* ABOUT THIS TASK
Your job is to retype all of the data word for word, leaving every image out.

=-=-=

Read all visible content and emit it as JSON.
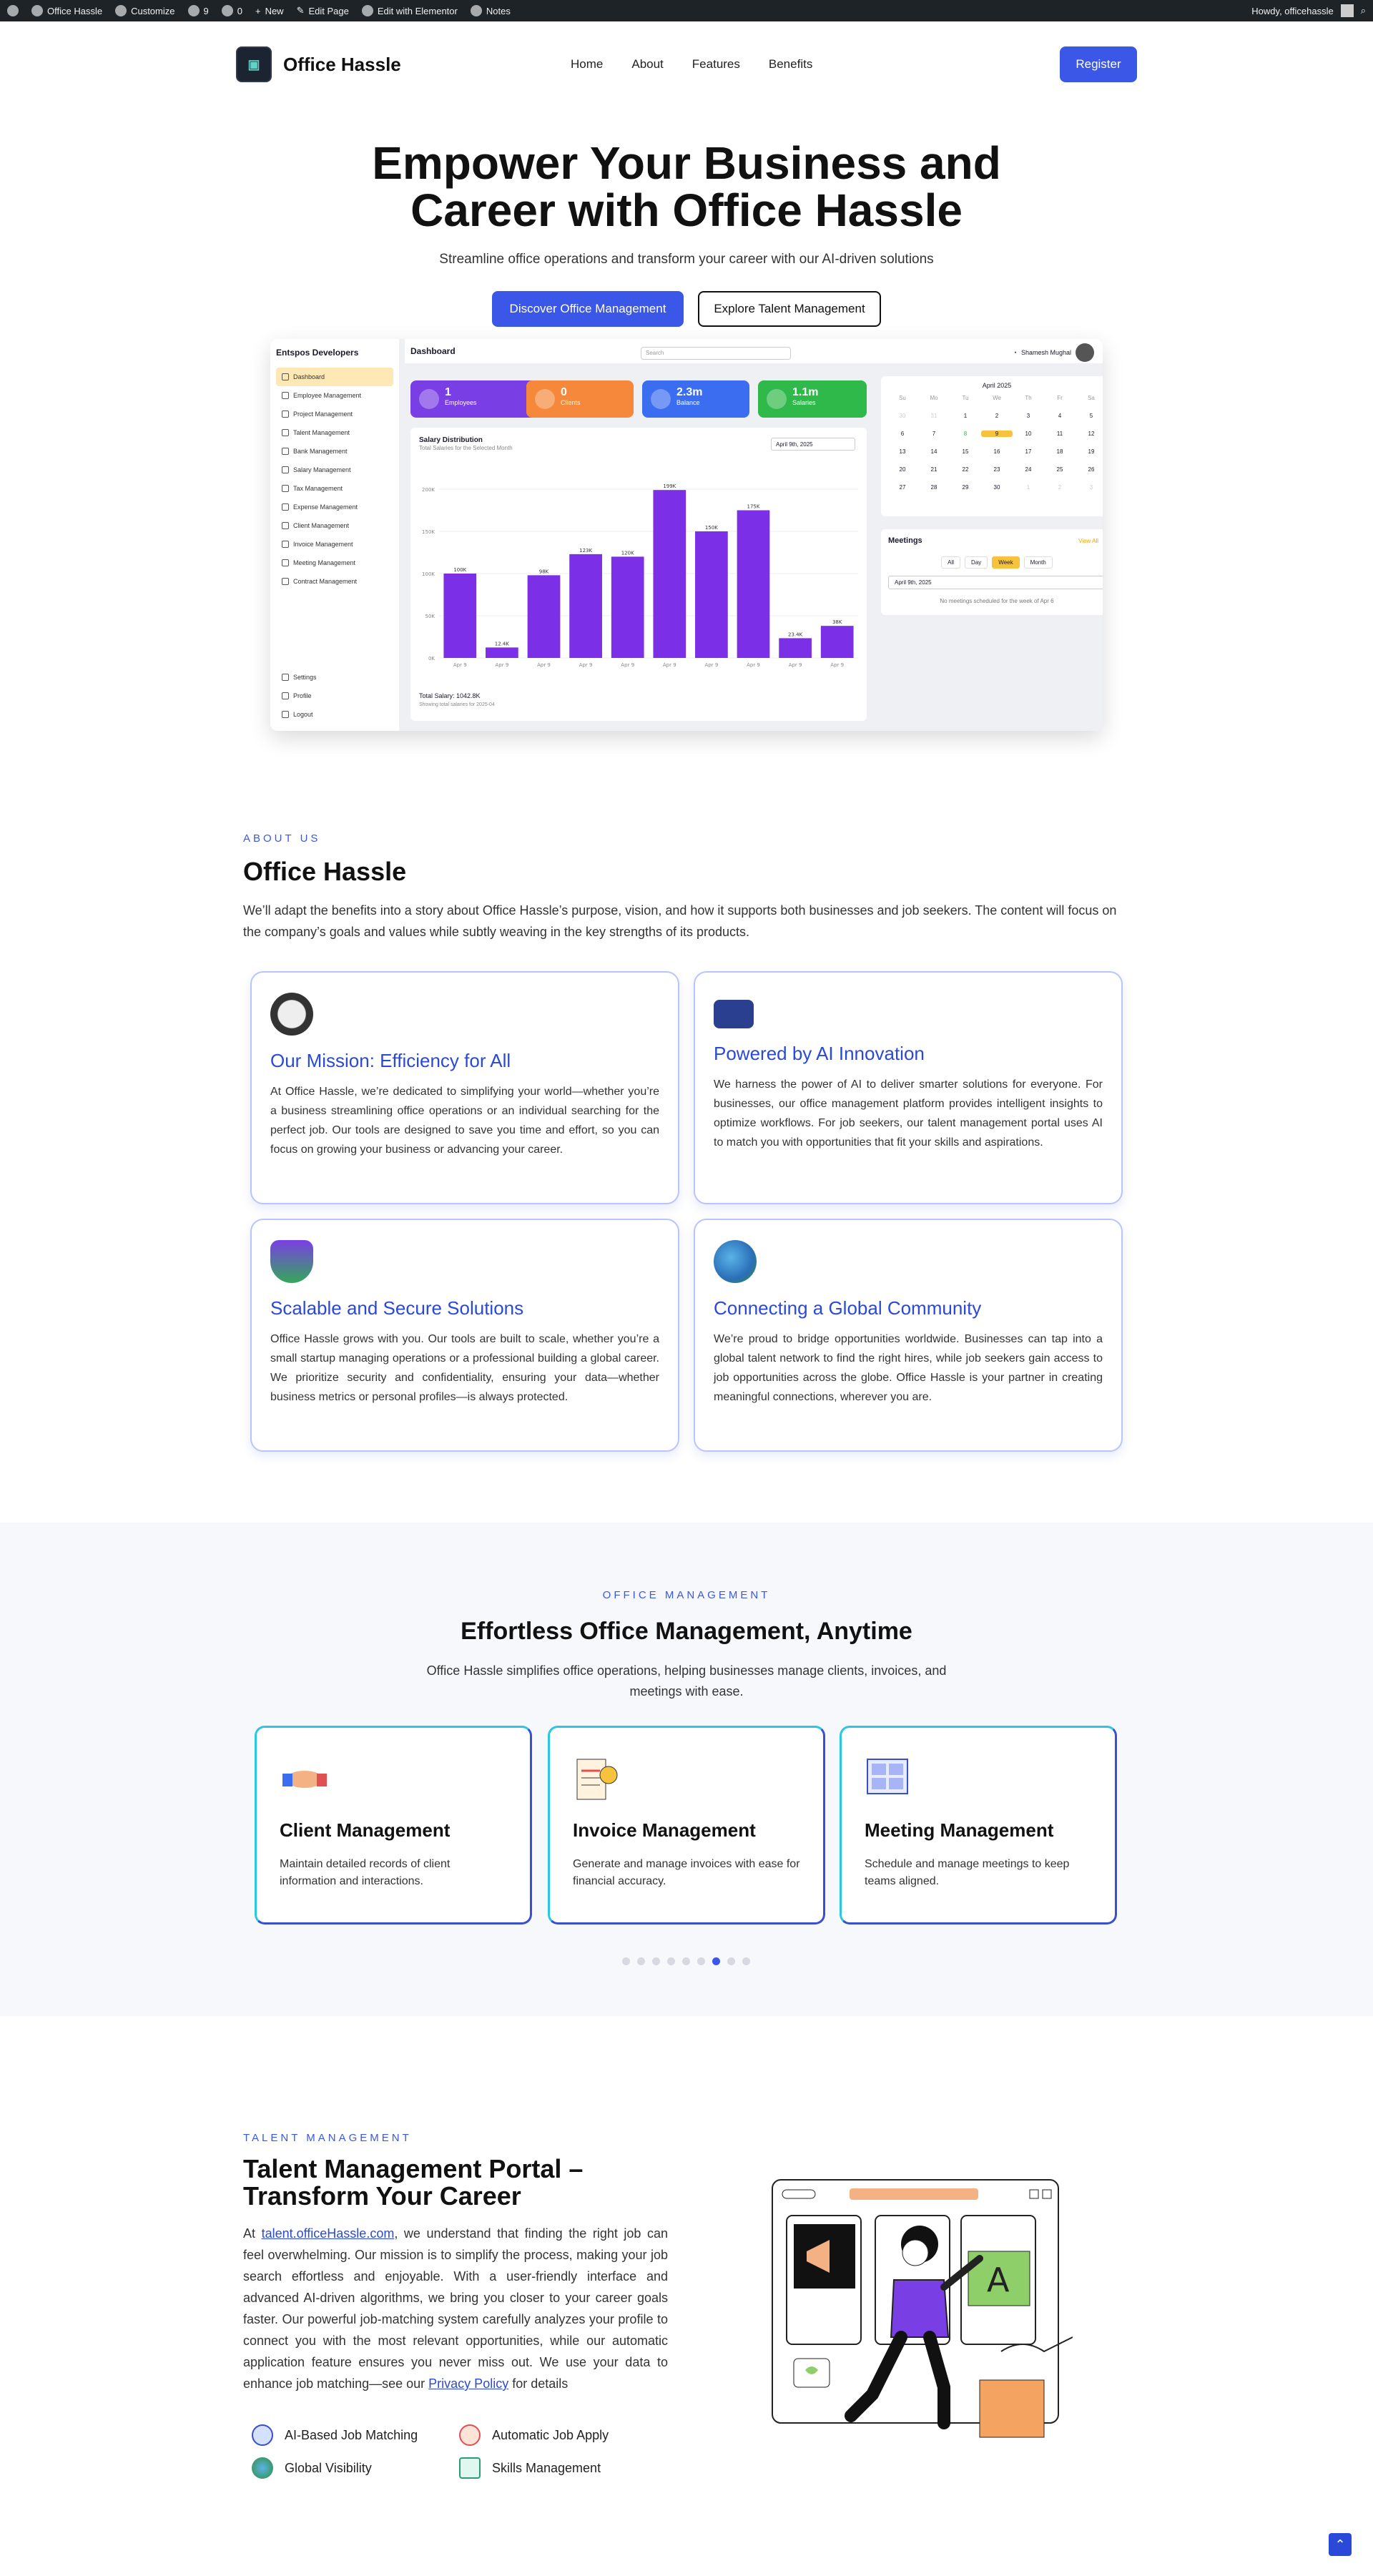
{
  "adminbar": {
    "site": "Office Hassle",
    "customize": "Customize",
    "updates": "9",
    "comments": "0",
    "new": "New",
    "edit_page": "Edit Page",
    "elementor": "Edit with Elementor",
    "notes": "Notes",
    "howdy": "Howdy, officehassle"
  },
  "header": {
    "logo_text": "Office Hassle",
    "nav": [
      "Home",
      "About",
      "Features",
      "Benefits"
    ],
    "register": "Register"
  },
  "hero": {
    "title_line1": "Empower Your Business and",
    "title_line2": "Career with Office Hassle",
    "subtitle": "Streamline office operations and transform your career with our AI-driven solutions",
    "btn_primary": "Discover Office Management",
    "btn_secondary": "Explore Talent Management"
  },
  "dashboard": {
    "brand": "Entspos Developers",
    "menu": [
      "Dashboard",
      "Employee Management",
      "Project Management",
      "Talent Management",
      "Bank Management",
      "Salary Management",
      "Tax Management",
      "Expense Management",
      "Client Management",
      "Invoice Management",
      "Meeting Management",
      "Contract Management"
    ],
    "bottom_menu": [
      "Settings",
      "Profile",
      "Logout"
    ],
    "title": "Dashboard",
    "search": "Search",
    "user": "Shamesh Mughal",
    "stats": [
      {
        "value": "1",
        "label": "Employees",
        "color": "#7a3fe4"
      },
      {
        "value": "0",
        "label": "Clients",
        "color": "#f5883b"
      },
      {
        "value": "2.3m",
        "label": "Balance",
        "color": "#3a6df0"
      },
      {
        "value": "1.1m",
        "label": "Salaries",
        "color": "#2fb94a"
      }
    ],
    "chart_title": "Salary Distribution",
    "chart_sub": "Total Salaries for the Selected Month",
    "chart_date": "April 9th, 2025",
    "total": "Total Salary: 1042.8K",
    "total_sub": "Showing total salaries for 2025-04",
    "calendar": {
      "month": "April 2025",
      "days": [
        "Su",
        "Mo",
        "Tu",
        "We",
        "Th",
        "Fr",
        "Sa"
      ],
      "dates": [
        "30",
        "31",
        "1",
        "2",
        "3",
        "4",
        "5",
        "6",
        "7",
        "8",
        "9",
        "10",
        "11",
        "12",
        "13",
        "14",
        "15",
        "16",
        "17",
        "18",
        "19",
        "20",
        "21",
        "22",
        "23",
        "24",
        "25",
        "26",
        "27",
        "28",
        "29",
        "30",
        "1",
        "2",
        "3"
      ]
    },
    "meetings": {
      "title": "Meetings",
      "view_all": "View All",
      "tabs": [
        "All",
        "Day",
        "Week",
        "Month"
      ],
      "date": "April 9th, 2025",
      "empty": "No meetings scheduled for the week of Apr 6"
    }
  },
  "chart_data": {
    "type": "bar",
    "categories": [
      "Apr 9",
      "Apr 9",
      "Apr 9",
      "Apr 9",
      "Apr 9",
      "Apr 9",
      "Apr 9",
      "Apr 9",
      "Apr 9",
      "Apr 9"
    ],
    "values": [
      100,
      12.4,
      98,
      123,
      120,
      199,
      150,
      175,
      23.4,
      38
    ],
    "data_labels": [
      "100K",
      "12.4K",
      "98K",
      "123K",
      "120K",
      "199K",
      "150K",
      "175K",
      "23.4K",
      "38K"
    ],
    "y_ticks": [
      "0K",
      "50K",
      "100K",
      "150K",
      "200K"
    ],
    "ylim": [
      0,
      200
    ],
    "color": "#7b2fe6"
  },
  "about": {
    "eyebrow": "ABOUT US",
    "title": "Office Hassle",
    "text": "We’ll adapt the benefits into a story about Office Hassle’s purpose, vision, and how it supports both businesses and job seekers. The content will focus on the company’s goals and values while subtly weaving in the key strengths of its products.",
    "features": [
      {
        "title": "Our Mission: Efficiency for All",
        "text": "At Office Hassle, we’re dedicated to simplifying your world—whether you’re a business streamlining office operations or an individual searching for the perfect job. Our tools are designed to save you time and effort, so you can focus on growing your business or advancing your career."
      },
      {
        "title": "Powered by AI Innovation",
        "text": "We harness the power of AI to deliver smarter solutions for everyone. For businesses, our office management platform provides intelligent insights to optimize workflows. For job seekers, our talent management portal uses AI to match you with opportunities that fit your skills and aspirations."
      },
      {
        "title": "Scalable and Secure Solutions",
        "text": "Office Hassle grows with you. Our tools are built to scale, whether you’re a small startup managing operations or a professional building a global career. We prioritize security and confidentiality, ensuring your data—whether business metrics or personal profiles—is always protected."
      },
      {
        "title": "Connecting a Global Community",
        "text": "We’re proud to bridge opportunities worldwide. Businesses can tap into a global talent network to find the right hires, while job seekers gain access to job opportunities across the globe. Office Hassle is your partner in creating meaningful connections, wherever you are."
      }
    ]
  },
  "office": {
    "eyebrow": "OFFICE MANAGEMENT",
    "title": "Effortless Office Management, Anytime",
    "text": "Office Hassle simplifies office operations, helping businesses manage clients, invoices, and meetings with ease.",
    "cards": [
      {
        "title": "Client Management",
        "text": "Maintain detailed records of client information and interactions."
      },
      {
        "title": "Invoice Management",
        "text": "Generate and manage invoices with ease for financial accuracy."
      },
      {
        "title": "Meeting Management",
        "text": "Schedule and manage meetings to keep teams aligned."
      }
    ]
  },
  "talent": {
    "eyebrow": "TALENT MANAGEMENT",
    "title_line1": "Talent Management Portal –",
    "title_line2": "Transform Your Career",
    "text_pre": "At ",
    "link": "talent.officeHassle.com",
    "text_mid": ", we understand that finding the right job can feel overwhelming. Our mission is to simplify the process, making your job search effortless and enjoyable. With a user-friendly interface and advanced AI-driven algorithms, we bring you closer to your career goals faster. Our powerful job-matching system carefully analyzes your profile to connect you with the most relevant opportunities, while our automatic application feature ensures you never miss out. We use your data to enhance job matching—see our ",
    "policy": "Privacy Policy",
    "text_post": " for details",
    "features": [
      "AI-Based Job Matching",
      "Automatic Job Apply",
      "Global Visibility",
      "Skills Management"
    ]
  }
}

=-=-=

* OUTPUT BELOW
Read all visible content and emit it as JSON.
{
  "adminbar": {
    "site": "Office Hassle",
    "customize": "Customize",
    "updates": "9",
    "comments": "0",
    "new": "New",
    "edit_page": "Edit Page",
    "elementor": "Edit with Elementor",
    "notes": "Notes",
    "howdy": "Howdy, officehassle"
  },
  "header": {
    "logo_text": "Office Hassle",
    "nav": [
      "Home",
      "About",
      "Features",
      "Benefits"
    ],
    "register": "Register"
  },
  "hero": {
    "title_line1": "Empower Your Business and",
    "title_line2": "Career with Office Hassle",
    "subtitle": "Streamline office operations and transform your career with our AI-driven solutions",
    "btn_primary": "Discover Office Management",
    "btn_secondary": "Explore Talent Management"
  },
  "dashboard": {
    "brand": "Entspos Developers",
    "menu": [
      "Dashboard",
      "Employee Management",
      "Project Management",
      "Talent Management",
      "Bank Management",
      "Salary Management",
      "Tax Management",
      "Expense Management",
      "Client Management",
      "Invoice Management",
      "Meeting Management",
      "Contract Management"
    ],
    "bottom_menu": [
      "Settings",
      "Profile",
      "Logout"
    ],
    "title": "Dashboard",
    "search": "Search",
    "user": "Shamesh Mughal",
    "stats": [
      {
        "value": "1",
        "label": "Employees",
        "color": "#7a3fe4"
      },
      {
        "value": "0",
        "label": "Clients",
        "color": "#f5883b"
      },
      {
        "value": "2.3m",
        "label": "Balance",
        "color": "#3a6df0"
      },
      {
        "value": "1.1m",
        "label": "Salaries",
        "color": "#2fb94a"
      }
    ],
    "chart_title": "Salary Distribution",
    "chart_sub": "Total Salaries for the Selected Month",
    "chart_date": "April 9th, 2025",
    "total": "Total Salary: 1042.8K",
    "total_sub": "Showing total salaries for 2025-04",
    "calendar": {
      "month": "April 2025",
      "days": [
        "Su",
        "Mo",
        "Tu",
        "We",
        "Th",
        "Fr",
        "Sa"
      ],
      "dates": [
        "30",
        "31",
        "1",
        "2",
        "3",
        "4",
        "5",
        "6",
        "7",
        "8",
        "9",
        "10",
        "11",
        "12",
        "13",
        "14",
        "15",
        "16",
        "17",
        "18",
        "19",
        "20",
        "21",
        "22",
        "23",
        "24",
        "25",
        "26",
        "27",
        "28",
        "29",
        "30",
        "1",
        "2",
        "3"
      ]
    },
    "meetings": {
      "title": "Meetings",
      "view_all": "View All",
      "tabs": [
        "All",
        "Day",
        "Week",
        "Month"
      ],
      "date": "April 9th, 2025",
      "empty": "No meetings scheduled for the week of Apr 6"
    }
  },
  "chart_data": {
    "type": "bar",
    "categories": [
      "Apr 9",
      "Apr 9",
      "Apr 9",
      "Apr 9",
      "Apr 9",
      "Apr 9",
      "Apr 9",
      "Apr 9",
      "Apr 9",
      "Apr 9"
    ],
    "values": [
      100,
      12.4,
      98,
      123,
      120,
      199,
      150,
      175,
      23.4,
      38
    ],
    "data_labels": [
      "100K",
      "12.4K",
      "98K",
      "123K",
      "120K",
      "199K",
      "150K",
      "175K",
      "23.4K",
      "38K"
    ],
    "y_ticks": [
      "0K",
      "50K",
      "100K",
      "150K",
      "200K"
    ],
    "ylim": [
      0,
      200
    ],
    "color": "#7b2fe6"
  },
  "about": {
    "eyebrow": "ABOUT US",
    "title": "Office Hassle",
    "text": "We’ll adapt the benefits into a story about Office Hassle’s purpose, vision, and how it supports both businesses and job seekers. The content will focus on the company’s goals and values while subtly weaving in the key strengths of its products.",
    "features": [
      {
        "title": "Our Mission: Efficiency for All",
        "text": "At Office Hassle, we’re dedicated to simplifying your world—whether you’re a business streamlining office operations or an individual searching for the perfect job. Our tools are designed to save you time and effort, so you can focus on growing your business or advancing your career."
      },
      {
        "title": "Powered by AI Innovation",
        "text": "We harness the power of AI to deliver smarter solutions for everyone. For businesses, our office management platform provides intelligent insights to optimize workflows. For job seekers, our talent management portal uses AI to match you with opportunities that fit your skills and aspirations."
      },
      {
        "title": "Scalable and Secure Solutions",
        "text": "Office Hassle grows with you. Our tools are built to scale, whether you’re a small startup managing operations or a professional building a global career. We prioritize security and confidentiality, ensuring your data—whether business metrics or personal profiles—is always protected."
      },
      {
        "title": "Connecting a Global Community",
        "text": "We’re proud to bridge opportunities worldwide. Businesses can tap into a global talent network to find the right hires, while job seekers gain access to job opportunities across the globe. Office Hassle is your partner in creating meaningful connections, wherever you are."
      }
    ]
  },
  "office": {
    "eyebrow": "OFFICE MANAGEMENT",
    "title": "Effortless Office Management, Anytime",
    "text": "Office Hassle simplifies office operations, helping businesses manage clients, invoices, and meetings with ease.",
    "cards": [
      {
        "title": "Client Management",
        "text": "Maintain detailed records of client information and interactions."
      },
      {
        "title": "Invoice Management",
        "text": "Generate and manage invoices with ease for financial accuracy."
      },
      {
        "title": "Meeting Management",
        "text": "Schedule and manage meetings to keep teams aligned."
      }
    ]
  },
  "talent": {
    "eyebrow": "TALENT MANAGEMENT",
    "title_line1": "Talent Management Portal –",
    "title_line2": "Transform Your Career",
    "text_pre": "At ",
    "link": "talent.officeHassle.com",
    "text_mid": ", we understand that finding the right job can feel overwhelming. Our mission is to simplify the process, making your job search effortless and enjoyable. With a user-friendly interface and advanced AI-driven algorithms, we bring you closer to your career goals faster. Our powerful job-matching system carefully analyzes your profile to connect you with the most relevant opportunities, while our automatic application feature ensures you never miss out. We use your data to enhance job matching—see our ",
    "policy": "Privacy Policy",
    "text_post": " for details",
    "features": [
      "AI-Based Job Matching",
      "Automatic Job Apply",
      "Global Visibility",
      "Skills Management"
    ]
  }
}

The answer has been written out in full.